DIRECTIONS ▸
Make an exact copy of the records, leaving out the images.

Component data from apps and pages

------------------------

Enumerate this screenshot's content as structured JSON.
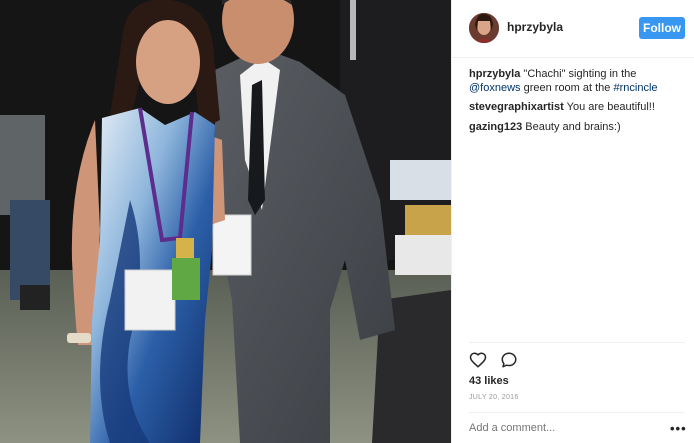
{
  "post": {
    "username": "hprzybyla",
    "follow_label": "Follow",
    "likes": "43 likes",
    "date": "JULY 20, 2016",
    "add_comment_placeholder": "Add a comment...",
    "more_label": "•••"
  },
  "caption": {
    "user": "hprzybyla",
    "text_1": " \"Chachi\" sighting in the ",
    "mention": "@foxnews",
    "text_2": " green room at the ",
    "hashtag": "#rncincle"
  },
  "comments": [
    {
      "user": "stevegraphixartist",
      "text": " You are beautiful!!"
    },
    {
      "user": "gazing123",
      "text": " Beauty and brains:)"
    }
  ],
  "icons": {
    "like": "heart-icon",
    "comment": "speech-bubble-icon",
    "more": "more-options-icon"
  },
  "colors": {
    "follow_bg": "#3897f0",
    "link": "#003569"
  }
}
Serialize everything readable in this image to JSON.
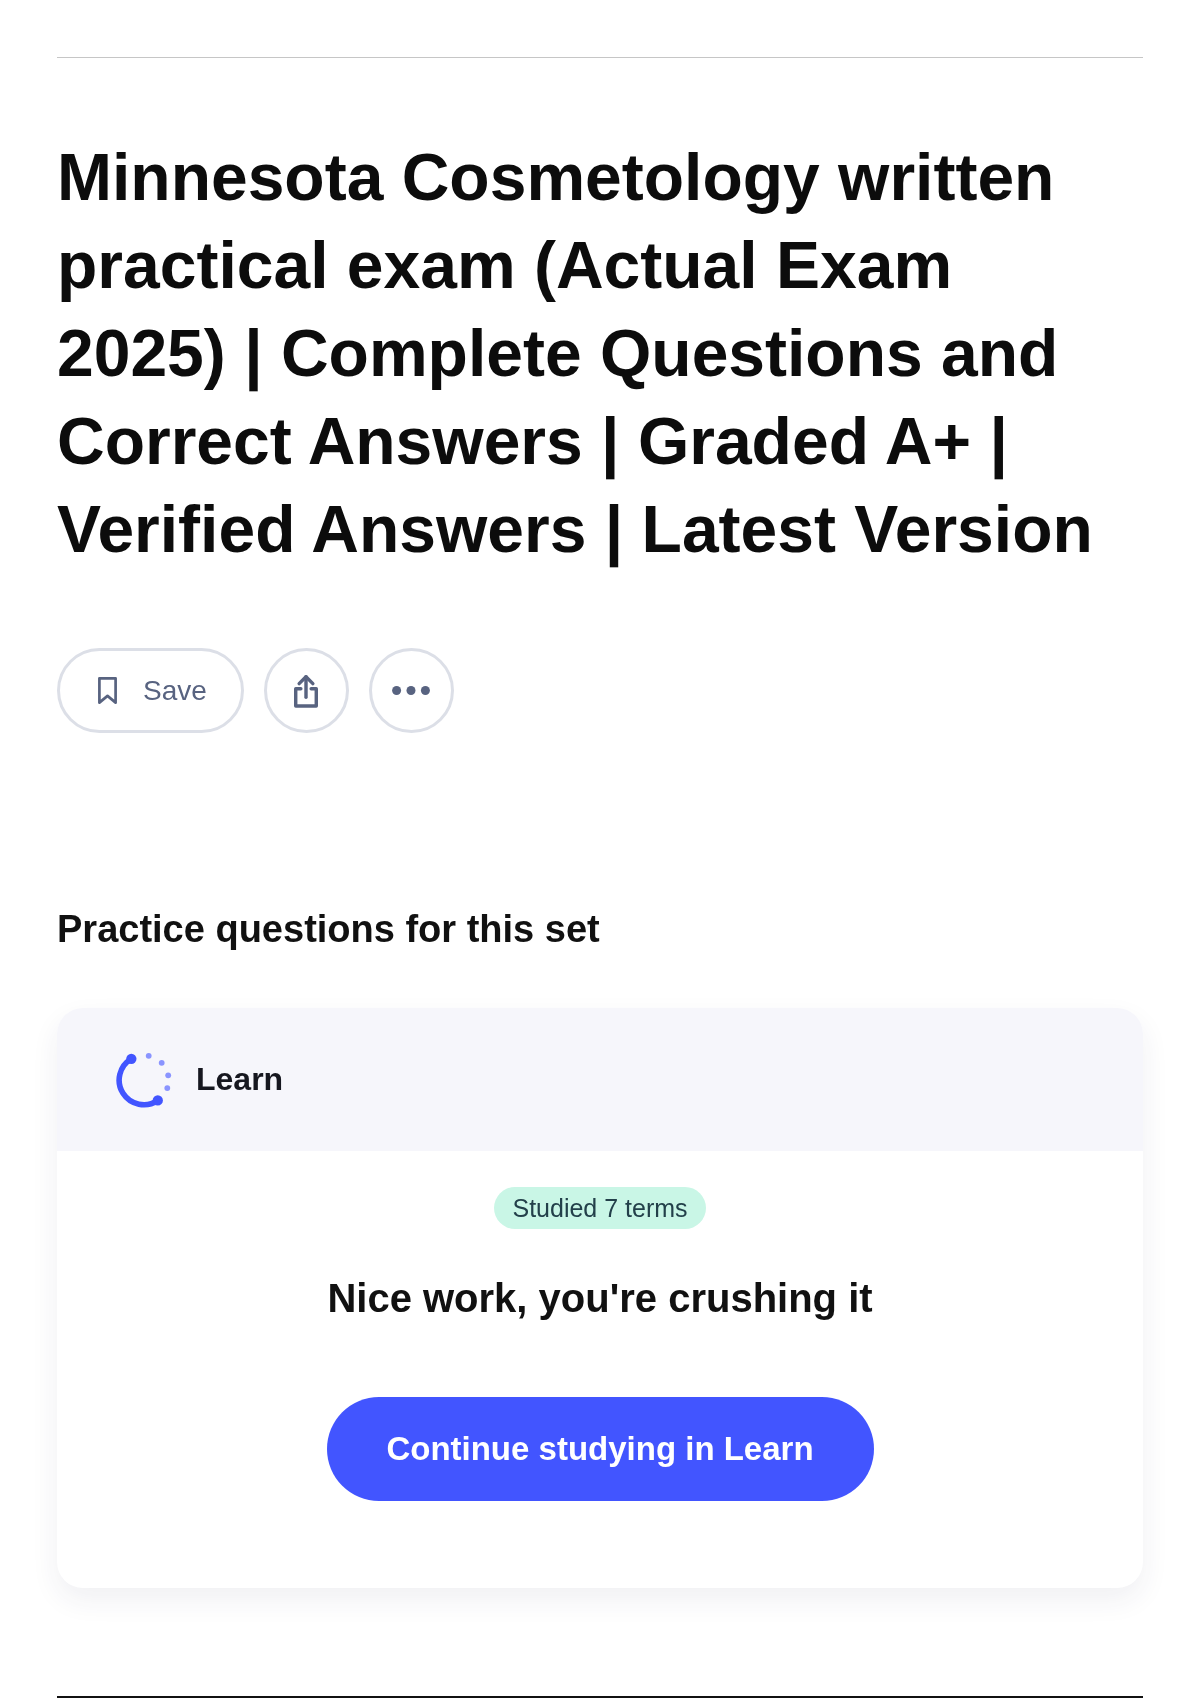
{
  "title": "Minnesota Cosmetology written practical exam (Actual Exam 2025) | Complete Questions and Correct Answers | Graded A+ | Verified Answers | Latest Version",
  "actions": [
    {
      "kind": "save",
      "label": "Save"
    },
    {
      "kind": "share"
    },
    {
      "kind": "more"
    }
  ],
  "practice": {
    "heading": "Practice questions for this set",
    "card": {
      "mode": "Learn",
      "badge": "Studied 7 terms",
      "message": "Nice work, you're crushing it",
      "button": "Continue studying in Learn"
    }
  }
}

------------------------

SOLUTION FOR THIS TASK ▸
Enumerate this screenshot's content as structured JSON.
{
  "post": {
    "username": "hprzybyla",
    "follow_label": "Follow",
    "likes": "43 likes",
    "date": "JULY 20, 2016",
    "add_comment_placeholder": "Add a comment...",
    "more_label": "•••"
  },
  "caption": {
    "user": "hprzybyla",
    "text_1": " \"Chachi\" sighting in the ",
    "mention": "@foxnews",
    "text_2": " green room at the ",
    "hashtag": "#rncincle"
  },
  "comments": [
    {
      "user": "stevegraphixartist",
      "text": " You are beautiful!!"
    },
    {
      "user": "gazing123",
      "text": " Beauty and brains:)"
    }
  ],
  "icons": {
    "like": "heart-icon",
    "comment": "speech-bubble-icon",
    "more": "more-options-icon"
  },
  "colors": {
    "follow_bg": "#3897f0",
    "link": "#003569"
  }
}
Serialize everything readable in this image to JSON.
{
  "title": "Minnesota Cosmetology written practical exam (Actual Exam 2025) | Complete Questions and Correct Answers | Graded A+ | Verified Answers | Latest Version",
  "actions": [
    {
      "kind": "save",
      "label": "Save"
    },
    {
      "kind": "share"
    },
    {
      "kind": "more"
    }
  ],
  "practice": {
    "heading": "Practice questions for this set",
    "card": {
      "mode": "Learn",
      "badge": "Studied 7 terms",
      "message": "Nice work, you're crushing it",
      "button": "Continue studying in Learn"
    }
  }
}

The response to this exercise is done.